For those who don’t know, the ZL-1 V8 is the cream of the crop when it comes to Chevy V8s from the muscle car era. Today, a factory, ZL-1-powered first-generation Camaro can easily fetch over half of a million dollars at auction, with some even approaching seven-figures.
HotRod has the scoop on this discovery, reporting that the engine was purchased directly from Chevrolet in the early 1970s, and then stored in a small garage closet in rural Tennessee. It remained there untouched, and the original Chevrolet Heavy-Duty Parts 3952318 ink stamp is still on the crate, clear as day.

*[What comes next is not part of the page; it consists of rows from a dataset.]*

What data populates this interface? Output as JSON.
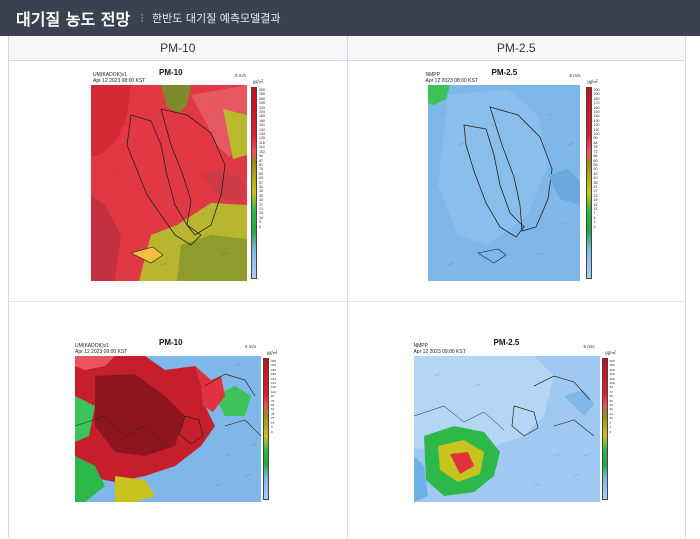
{
  "header": {
    "title": "대기질 농도 전망",
    "subtitle": "한반도 대기질 예측모델결과"
  },
  "columns": [
    "PM-10",
    "PM-2.5"
  ],
  "maps": [
    {
      "title": "PM-10",
      "model": "UM(KADOK)v1",
      "date": "Apr 12 2023 08:00 KST",
      "unit": "㎍/㎥",
      "wind": "5 m/s",
      "scale": [
        "300",
        "280",
        "260",
        "240",
        "220",
        "200",
        "180",
        "160",
        "151",
        "142",
        "134",
        "126",
        "118",
        "110",
        "102",
        "94",
        "87",
        "81",
        "75",
        "69",
        "63",
        "57",
        "51",
        "45",
        "39",
        "33",
        "27",
        "21",
        "15",
        "10",
        "5",
        "0"
      ]
    },
    {
      "title": "PM-2.5",
      "model": "NMPP",
      "date": "Apr 12 2023 08:00 KST",
      "unit": "㎍/㎥",
      "wind": "5 m/s",
      "scale": [
        "200",
        "190",
        "180",
        "170",
        "160",
        "150",
        "140",
        "130",
        "120",
        "110",
        "100",
        "90",
        "84",
        "78",
        "72",
        "66",
        "60",
        "55",
        "50",
        "45",
        "40",
        "35",
        "31",
        "27",
        "23",
        "19",
        "15",
        "11",
        "7",
        "4",
        "1",
        "0"
      ]
    },
    {
      "title": "PM-10",
      "model": "UM(KADOK)v1",
      "date": "Apr 12 2023 09:00 KST",
      "unit": "㎍/㎥",
      "wind": "5 m/s",
      "scale": [
        "300",
        "280",
        "260",
        "240",
        "220",
        "200",
        "180",
        "160",
        "151",
        "142",
        "134",
        "126",
        "118",
        "110",
        "102",
        "94",
        "87",
        "81",
        "75",
        "69",
        "63",
        "57",
        "51",
        "45",
        "39",
        "33",
        "27",
        "21",
        "15",
        "10",
        "5",
        "0"
      ]
    },
    {
      "title": "PM-2.5",
      "model": "NMPP",
      "date": "Apr 12 2023 09:00 KST",
      "unit": "㎍/㎥",
      "wind": "5 m/s",
      "scale": [
        "200",
        "190",
        "180",
        "170",
        "160",
        "150",
        "140",
        "130",
        "120",
        "110",
        "100",
        "90",
        "84",
        "78",
        "72",
        "66",
        "60",
        "55",
        "50",
        "45",
        "40",
        "35",
        "31",
        "27",
        "23",
        "19",
        "15",
        "11",
        "7",
        "4",
        "1",
        "0"
      ]
    }
  ],
  "colors": {
    "header_bg": "#3a4150",
    "low": "#7fb7e8",
    "good": "#2db84a",
    "moderate": "#c9c320",
    "high": "#e0333f",
    "very_high": "#8e1520"
  }
}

Casting of the ZL-1 engine was handled by The Winters Foundry in Canton, Ohio. The blocks that were cast for production cars used the 3946053 and 3946052 casting numbers, and were drilled for a fuel pump and a starter – although at the start, the ZL-1 engine was meant to be used in Can-Am road racing, not production vehicles.
Thanks to the efforts of Fred Gibb, Chevrolet produced fifty 1969 Camaros with the ZL-1 engine. They were to be used in NHRA Super Stock drag racing competition (like today’s COPO Camaro), which made sense as the aluminum ZL-1 was about 100 pounds lighter than an iron big-block. The engine nearly doubled the price of a Camaro, however, making them very hard to sell. Eventually, Gibb would send 37 units back to Chevy, who then redistributed the units to various dealers throughout the country.
Old-school Chevy die-hards already know the tale of this ZL-1 V8, and already understand its exclusivity. The fact that this may just be the most preserved sample of such a piece of automotive history is enough to make this a remarkably valuable find. And with the spotlight on the modern-day Camaro ZL1 making it all the more relevant, we think this engine could go for a very, very sound price.
What do you think? Is this an over-hyped hunk of metal, or does its significance make it a priceless gem? Sound off in the comment section below.